What they found is startling: Multiple documents obtained by the INDY that show Jackson—before and after her arrival at Chapel Hill High—lifted entire passages and letters from books, online articles and teaching resource guides. She used those passages without citation in staff memos, letters to students and even recommendation letters for colleagues, frequently passing them off as her words.

Of course, the world of education is full of web sites that are full of reusable forms and letters for communicating with students and teachers, like this Education World page

Communicate with parents by snail mail or e-mail with these editable and/or printable forms and letters.

Or the business world in general, with this set of 662 business letters – catchy titles like “Apology to receiver of NSF check” –

When I received your letter of (date) with my check
attached marked “insufficient funds”, I called my bank

The gentleman I spoke with, (name) , discovered
that the bank had failed to credit my account with a
substantial deposit I had made several days prior.

The bank has assured me that they will be sending you a
formal letter of apology for their error. Attached is my
check in the amount of $ to replace the dishonored
one you have returned.

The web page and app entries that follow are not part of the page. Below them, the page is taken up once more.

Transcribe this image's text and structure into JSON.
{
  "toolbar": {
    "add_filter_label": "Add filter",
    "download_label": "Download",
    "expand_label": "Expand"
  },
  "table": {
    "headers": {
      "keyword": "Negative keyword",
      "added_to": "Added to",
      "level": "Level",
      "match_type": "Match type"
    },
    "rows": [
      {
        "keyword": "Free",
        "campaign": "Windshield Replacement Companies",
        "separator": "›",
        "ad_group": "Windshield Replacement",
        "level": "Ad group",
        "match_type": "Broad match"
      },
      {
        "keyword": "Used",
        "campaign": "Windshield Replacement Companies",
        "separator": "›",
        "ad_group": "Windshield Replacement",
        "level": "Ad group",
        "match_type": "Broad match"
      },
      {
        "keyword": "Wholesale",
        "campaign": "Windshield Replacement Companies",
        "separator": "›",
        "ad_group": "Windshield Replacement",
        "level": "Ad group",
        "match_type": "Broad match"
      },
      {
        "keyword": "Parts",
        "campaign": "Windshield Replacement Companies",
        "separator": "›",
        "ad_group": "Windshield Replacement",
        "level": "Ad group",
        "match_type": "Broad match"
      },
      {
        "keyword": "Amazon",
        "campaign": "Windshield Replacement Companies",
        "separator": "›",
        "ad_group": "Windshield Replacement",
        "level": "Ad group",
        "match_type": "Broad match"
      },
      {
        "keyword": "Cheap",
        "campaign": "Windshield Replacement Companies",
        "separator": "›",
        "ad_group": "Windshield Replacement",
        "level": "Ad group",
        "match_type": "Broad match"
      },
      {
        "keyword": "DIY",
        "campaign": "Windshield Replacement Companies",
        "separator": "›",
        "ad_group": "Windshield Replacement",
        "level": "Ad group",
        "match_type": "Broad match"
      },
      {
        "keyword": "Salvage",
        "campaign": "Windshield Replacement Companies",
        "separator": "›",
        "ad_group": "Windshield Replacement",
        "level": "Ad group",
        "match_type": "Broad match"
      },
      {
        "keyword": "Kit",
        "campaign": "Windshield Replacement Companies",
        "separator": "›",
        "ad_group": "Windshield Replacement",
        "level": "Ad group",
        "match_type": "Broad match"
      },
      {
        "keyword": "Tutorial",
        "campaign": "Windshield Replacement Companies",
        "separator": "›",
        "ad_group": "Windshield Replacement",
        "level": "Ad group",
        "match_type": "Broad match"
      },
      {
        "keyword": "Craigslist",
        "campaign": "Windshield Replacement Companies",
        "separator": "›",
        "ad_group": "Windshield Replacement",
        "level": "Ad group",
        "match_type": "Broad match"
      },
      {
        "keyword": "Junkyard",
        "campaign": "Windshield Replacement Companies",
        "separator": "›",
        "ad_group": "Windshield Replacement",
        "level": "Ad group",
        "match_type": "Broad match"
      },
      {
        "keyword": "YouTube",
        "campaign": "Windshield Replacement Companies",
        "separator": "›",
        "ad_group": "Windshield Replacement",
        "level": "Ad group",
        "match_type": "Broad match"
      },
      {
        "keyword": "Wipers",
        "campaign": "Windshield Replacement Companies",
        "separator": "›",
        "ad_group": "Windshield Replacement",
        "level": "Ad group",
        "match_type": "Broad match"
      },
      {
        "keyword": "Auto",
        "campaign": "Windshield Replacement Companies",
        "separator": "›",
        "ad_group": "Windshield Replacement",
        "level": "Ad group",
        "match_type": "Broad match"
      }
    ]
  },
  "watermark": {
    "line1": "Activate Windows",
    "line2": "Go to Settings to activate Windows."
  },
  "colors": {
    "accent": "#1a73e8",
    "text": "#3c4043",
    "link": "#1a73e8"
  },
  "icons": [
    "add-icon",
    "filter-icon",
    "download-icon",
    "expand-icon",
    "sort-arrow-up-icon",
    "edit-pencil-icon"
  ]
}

Communications from authorities are often ritualistic, formulaic, and repetitious. Hopefully, though, they are not careless. Jackson was tripped up by this mistake:

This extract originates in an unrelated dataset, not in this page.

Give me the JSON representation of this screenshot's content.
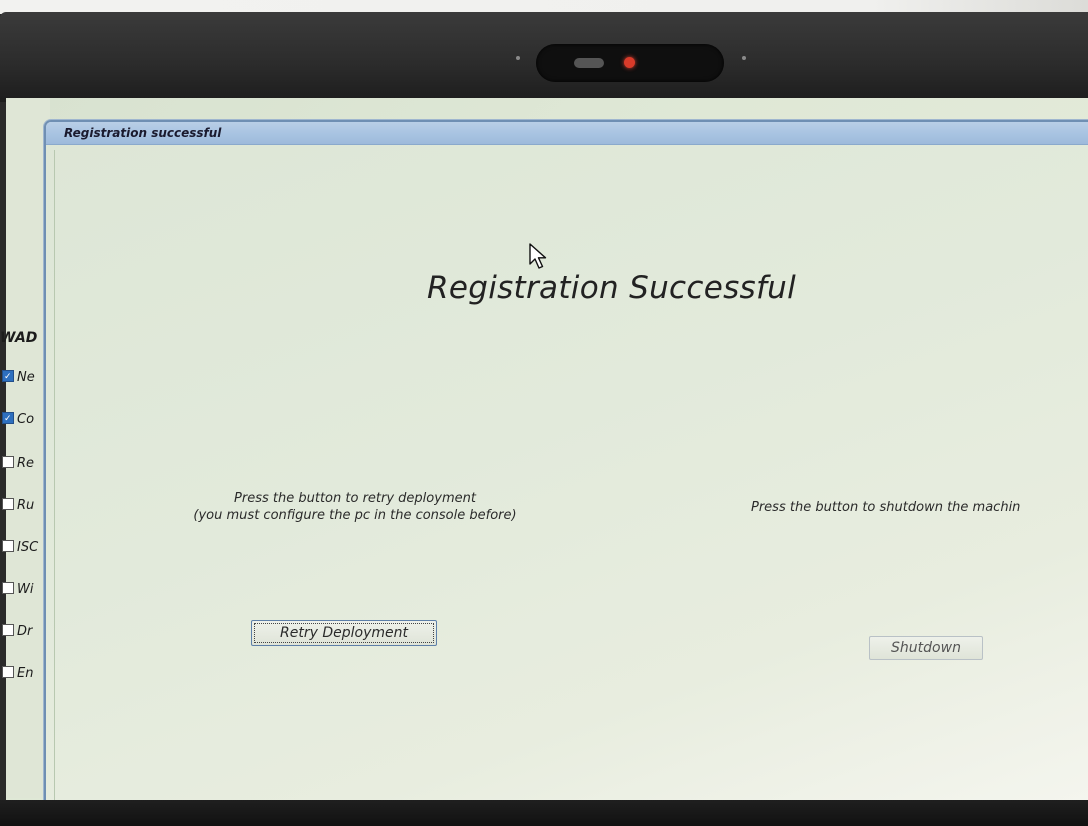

Looking back, the alleged plagiarism might have gone unnoticed were it not for one careless sentence the Chapel Hill High School principal wrote in an October condolence letter to a teacher.

“Everyone at Skyline is saddened to learn of the death of your mother,” the letter said.

It seemed Sulura Jackson, who arrived in Chapel Hill this summer with a sparkling, lengthy résumé, had failed to remove the name of her former school, Skyline High, in Ann Arbor, Mich., from the text.

Teachers who spoke to the INDY on the condition that their names not be used for fear of retribution say the incident prompted them to dig deeper.

If you’re going to use a form letter, for goodness sake read the whole form and fill in all the blanks before sending it !

UPDATE: Again from Indy Week: “More evidence of Chapel Hill High plagiarism?”

Members of the Chapel Hill-Carrboro City Schools Board of Education were already scheduled to meet tonight at the Lincoln Center in Chapel Hill. The board’s agenda says members will discuss a personnel matter in closed session starting at 6 p.m. The public portion of the meeting begins at 7 p.m.